Wednesday was also the day of Mark Zuckerberg's carefully crafted mea culpa press tour. It was an afternoon masterclass on softball interviews. No questions about knowingly hiring Cambridge Analytica's Joseph Chancellor. No queries about threatening to sue The Observer to prevent the information from getting out. You know, the whole reason he's sitting there being interviewed. It was almost like everyone at CNN, WIRED, Re/Code and NYT wanted Zuckerberg to feel safe. Comfortable. Far away from accepting anything like liability. Giving him a voice with which to explain his feelings of betrayal and all about his determination to do better while effectively changing nothing.

When the only thing that actually changed is people found out about it.

I particularly loved WIRED's feel of a chat over coffee, asking Zuckerberg what "philosophical changes" have been going through his mind lately. He got to say how, gosh, he really wishes he didn't have to deal with making decisions about content that promotes opposition of gender and racial equality. Which he shamelessly believes is a diverse and underserved point of view. As if fairness means incorporating, if not humoring and tolerating, ruinous disinformation campaigns, the beliefs of white nationalists, neo-Nazis, and fascists working for the most disastrous president in US history.

"A lot of the most sensitive issues that we face today are conflicts between real values, right? Freedom of speech, and hate speech and offensive content. Where is the line?" he said to Re/Code. "What I would really like to do is find a way to get our policies set in a way that reflects the values of the community so I am not the one making those decisions."

Yep. While his company is the world leader in content censorship of art, human sexuality, and black activists, Mark Zuckerberg literally never imagined he'd someday be in the position to do the right thing about hate speech. And wishes he didn't have to.

That Facebook only pretends to care -- in the ways least affecting its business model -- isn't new. Nor is that the company is having yet another (temporary) "come to Jesus" moment about honesty when its hand is forced. Apology tours are its speciality.

Look, Zuckerberg did say sorry -- that they "let the community down." It felt just as real as all of Facebook's regular apologies over the past ten years or so. I can't wait for the next one.

Zuckerberg also shored up his assurances to press this week by stating that Facebook would be beefing up its security team. He said, "We're going to have 20,000 people working on security and content review in this company by the end of this year."
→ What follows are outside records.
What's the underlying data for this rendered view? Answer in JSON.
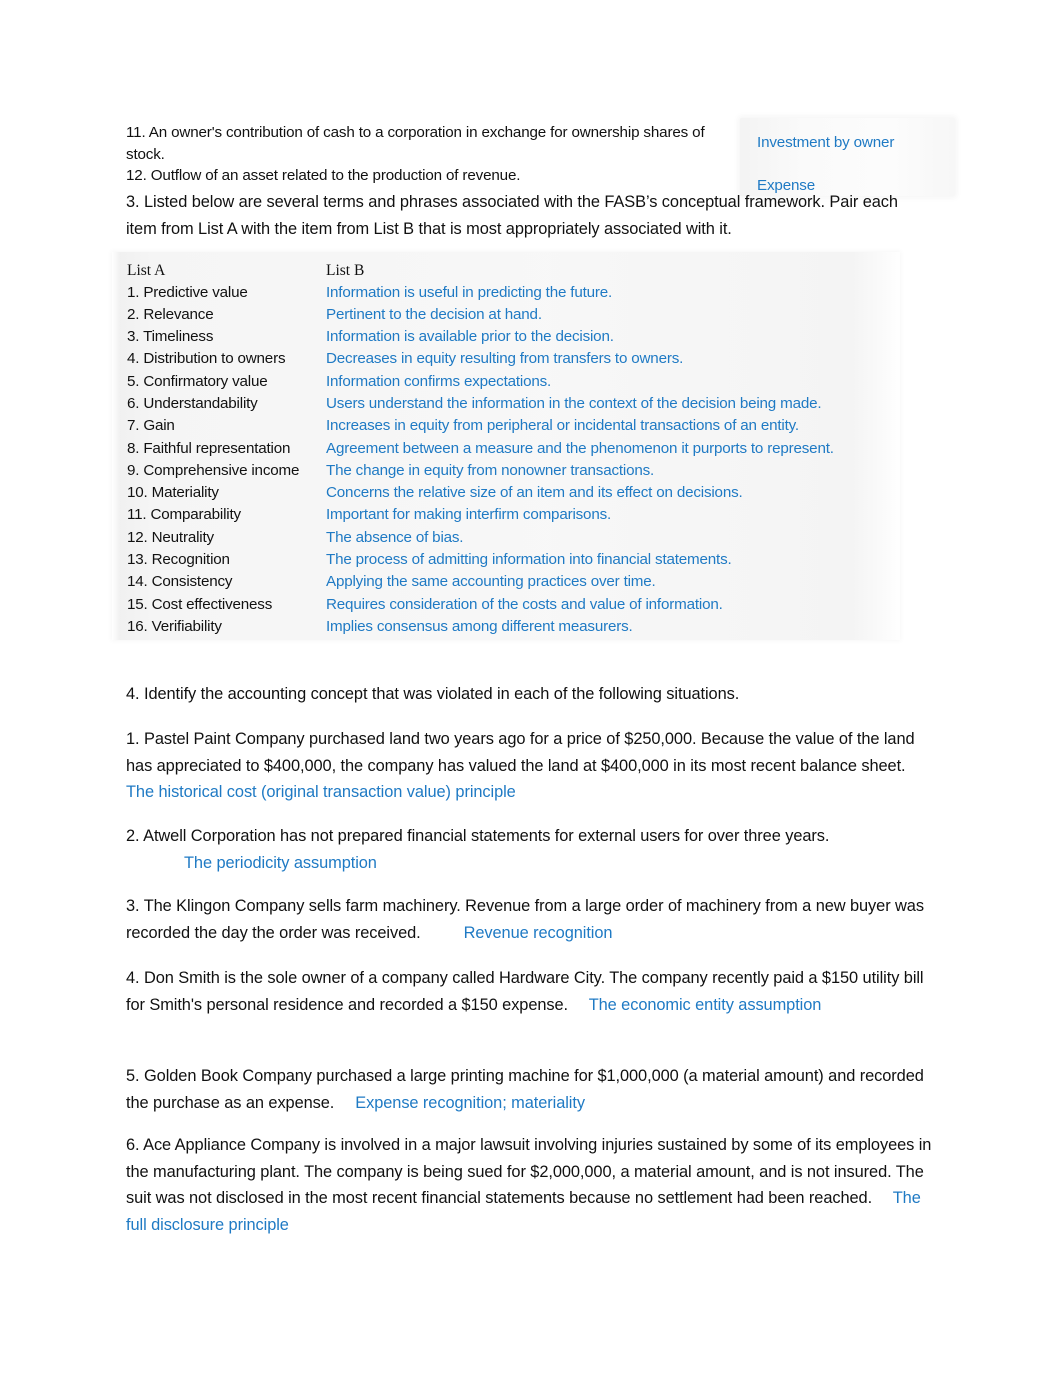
{
  "document": {
    "top_items": [
      {
        "number": "11.",
        "text": "An owner's contribution of cash to a corporation in exchange for ownership shares of stock."
      },
      {
        "number": "12.",
        "text": "Outflow of an asset related to the production of revenue."
      }
    ],
    "top_answers": [
      "Investment by owner",
      "Expense"
    ],
    "question3_intro": "3.  Listed below are several terms and phrases associated with the FASB’s conceptual framework. Pair each item from List A with the item from List B that is most appropriately associated with it.",
    "list_table": {
      "header_a": "List A",
      "header_b": "List B",
      "rows": [
        {
          "a": "1. Predictive value",
          "b": "Information is useful in predicting the future."
        },
        {
          "a": "2. Relevance",
          "b": "Pertinent to the decision at hand."
        },
        {
          "a": "3. Timeliness",
          "b": "Information is available prior to the decision."
        },
        {
          "a": "4. Distribution to owners",
          "b": "Decreases in equity resulting from transfers to owners."
        },
        {
          "a": "5. Confirmatory value",
          "b": "Information confirms expectations."
        },
        {
          "a": "6. Understandability",
          "b": "Users understand the information in the context of the decision being made."
        },
        {
          "a": "7. Gain",
          "b": "Increases in equity from peripheral or incidental transactions of an entity."
        },
        {
          "a": "8. Faithful representation",
          "b": "Agreement between a measure and the phenomenon it purports to represent."
        },
        {
          "a": "9. Comprehensive income",
          "b": "The change in equity from nonowner transactions."
        },
        {
          "a": "10. Materiality",
          "b": "Concerns the relative size of an item and its effect on decisions."
        },
        {
          "a": "11. Comparability",
          "b": "Important for making interfirm comparisons."
        },
        {
          "a": "12. Neutrality",
          "b": "The absence of bias."
        },
        {
          "a": "13. Recognition",
          "b": "The process of admitting information into financial statements."
        },
        {
          "a": "14. Consistency",
          "b": "Applying the same accounting practices over time."
        },
        {
          "a": "15. Cost effectiveness",
          "b": "Requires consideration of the costs and value of information."
        },
        {
          "a": "16. Verifiability",
          "b": "Implies consensus among different measurers."
        }
      ]
    },
    "question4_heading": "4. Identify the accounting concept that was violated in each of the following situations.",
    "situations": [
      {
        "number": "1.",
        "text": "Pastel Paint Company purchased land two years ago for a price of $250,000. Because the value of the land has appreciated to $400,000, the company has valued the land at $400,000 in its most recent balance sheet.",
        "answer": "The historical cost (original transaction value) principle"
      },
      {
        "number": "2.",
        "text": "Atwell Corporation has not prepared financial statements for external users for over three years.",
        "answer": "The periodicity assumption"
      },
      {
        "number": "3.",
        "text": "The Klingon Company sells farm machinery. Revenue from a large order of machinery from a new buyer was recorded the day the order was received.",
        "answer": "Revenue recognition"
      },
      {
        "number": "4.",
        "text": "Don Smith is the sole owner of a company called Hardware City. The company recently paid a $150 utility bill for Smith's personal residence and recorded a $150 expense.",
        "answer": "The economic entity assumption"
      },
      {
        "number": "5.",
        "text": "Golden Book Company purchased a large printing machine for $1,000,000 (a material amount) and recorded the purchase as an expense.",
        "answer": "Expense recognition; materiality"
      },
      {
        "number": "6.",
        "text": "Ace Appliance Company is involved in a major lawsuit involving injuries sustained by some of its employees in the manufacturing plant. The company is being sued for $2,000,000, a material amount, and is not insured. The suit was not disclosed in the most recent financial statements because no settlement had been reached.",
        "answer": "The full disclosure principle"
      }
    ],
    "colors": {
      "answer_blue": "#1F7AC4",
      "body_text": "#111111",
      "panel_background": "#F4F4F4",
      "page_background": "#FFFFFF"
    }
  }
}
Facebook can hire all the security it wants. It won't do anything to protect us from Facebook.

Images: Jack Taylor/Getty Images (Chris Wylie / Cambridge Analytica); David Paul Morris/Bloomberg via Getty Images (Zuckerberg)